BobKaminski

@sacredh I made sum cannabutter today , I'm having sugar cookies 4 dinner! 

indianascarface
indianascarface

Im sure.., Unlike most other drugs, the dependancy and physical withdawls associated with heroin use, makes those users unpredictable and dangerous, however a loaded gun still does not make your dealer violent, maybe smart to protect himself from such unpredictable users. I know people with degrees and that does not make them smart, its the use or application of those things that makes them good or bad. Congradulations on your recovery !!!!!!!!!!!

MxlBc
MxlBc

With your intelligent" response the idiot here is you and unfortunately there is no cure. Neither a vaccine....

MxlBc
MxlBc

With your intelligent" response the idiot here is you and unfortunately for you there is no cure. Neither a vaccine....

ChikuMisra
ChikuMisra
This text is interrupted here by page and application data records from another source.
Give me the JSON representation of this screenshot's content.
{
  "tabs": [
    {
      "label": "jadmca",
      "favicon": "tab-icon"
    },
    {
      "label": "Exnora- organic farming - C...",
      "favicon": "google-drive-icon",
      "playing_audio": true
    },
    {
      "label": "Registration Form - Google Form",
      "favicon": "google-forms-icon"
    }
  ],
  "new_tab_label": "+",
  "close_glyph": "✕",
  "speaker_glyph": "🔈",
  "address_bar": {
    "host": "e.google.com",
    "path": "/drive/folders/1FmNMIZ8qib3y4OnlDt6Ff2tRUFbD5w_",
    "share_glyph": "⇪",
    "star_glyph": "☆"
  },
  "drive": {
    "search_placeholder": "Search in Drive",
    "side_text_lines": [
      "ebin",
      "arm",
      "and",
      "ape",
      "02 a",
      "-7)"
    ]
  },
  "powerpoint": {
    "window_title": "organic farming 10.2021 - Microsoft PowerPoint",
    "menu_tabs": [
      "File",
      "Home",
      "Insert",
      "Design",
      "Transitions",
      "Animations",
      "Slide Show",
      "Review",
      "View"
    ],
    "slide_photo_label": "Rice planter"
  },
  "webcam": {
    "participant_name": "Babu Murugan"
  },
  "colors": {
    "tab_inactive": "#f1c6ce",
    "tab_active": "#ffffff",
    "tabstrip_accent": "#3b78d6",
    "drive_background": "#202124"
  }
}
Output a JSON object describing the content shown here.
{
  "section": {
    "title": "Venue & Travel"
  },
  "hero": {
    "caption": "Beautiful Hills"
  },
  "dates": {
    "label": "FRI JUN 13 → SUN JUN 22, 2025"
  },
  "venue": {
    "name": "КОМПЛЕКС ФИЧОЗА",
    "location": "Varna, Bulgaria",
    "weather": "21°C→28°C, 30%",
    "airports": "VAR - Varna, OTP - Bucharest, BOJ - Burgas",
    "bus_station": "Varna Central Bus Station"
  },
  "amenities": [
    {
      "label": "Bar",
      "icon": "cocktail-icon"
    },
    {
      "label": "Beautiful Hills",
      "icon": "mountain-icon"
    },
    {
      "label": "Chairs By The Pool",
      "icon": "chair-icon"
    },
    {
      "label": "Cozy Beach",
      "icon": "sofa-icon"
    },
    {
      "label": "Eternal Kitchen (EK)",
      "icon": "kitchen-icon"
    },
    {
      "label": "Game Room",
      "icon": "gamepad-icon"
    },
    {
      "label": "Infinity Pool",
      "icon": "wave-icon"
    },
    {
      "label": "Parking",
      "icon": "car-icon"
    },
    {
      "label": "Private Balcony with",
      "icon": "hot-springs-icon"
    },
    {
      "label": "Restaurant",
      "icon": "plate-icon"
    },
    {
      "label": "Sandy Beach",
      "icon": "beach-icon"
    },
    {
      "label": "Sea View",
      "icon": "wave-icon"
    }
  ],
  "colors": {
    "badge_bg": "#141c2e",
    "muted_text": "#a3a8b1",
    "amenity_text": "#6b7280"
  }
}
I do not gamble and especially not with complete strangers. You are of low class.

Darr247
Darr247

@ChikuMisra - I'll bet you a thousand bucks if we do a piss test every day for a year you'll fail more than I do.

Darr247
Darr247

@budman45 @sacredh - he was channeling the beatles song A Day In The Life, which BobKaminski started. Four thousand holes in Blackburn, Lancashire... was the original line. Your reply doesn't really flow, so you should probably go see a film today, or something.

Hadrewsky
Hadrewsky

@indianascarface 

No longer use heroin.... though ive used it single times with perhaps 6 instances last year.

Right now it is the Xanax I'm using like a mad man.... I just like to escape the loneliness I guess.


Good news is that nobody points guns at me these days

Hadrewsky
Hadrewsky

@MxlBc @Hadrewsky 

and for the record the antibody idea is pretty damned clever.... until I alter the molecule so that I can get around it.

I also wonder what this does to natural endorphin ... a stubbed toe hurt that much worse? yikes... also if it hits only heroin why not switch to shooting up hydromorphone?


a ton of problems with this idea.... but I admit it is a clever one.

Hadrewsky
Hadrewsky

@MxlBc @Hadrewsky 


sure I have used but does that put the mark of Cain on me?


I just happen to know the body runs off of the same chemicals one can put into it to get high.... thus a vaccine is impossible.

Just because I am a former user does not make me ignorant of this subject.... I was going through acute renal problems leading to a transplant/ I used Heroin for pain relief and got addicted until I got my transplant.

so perhaps you should know my story before judging me.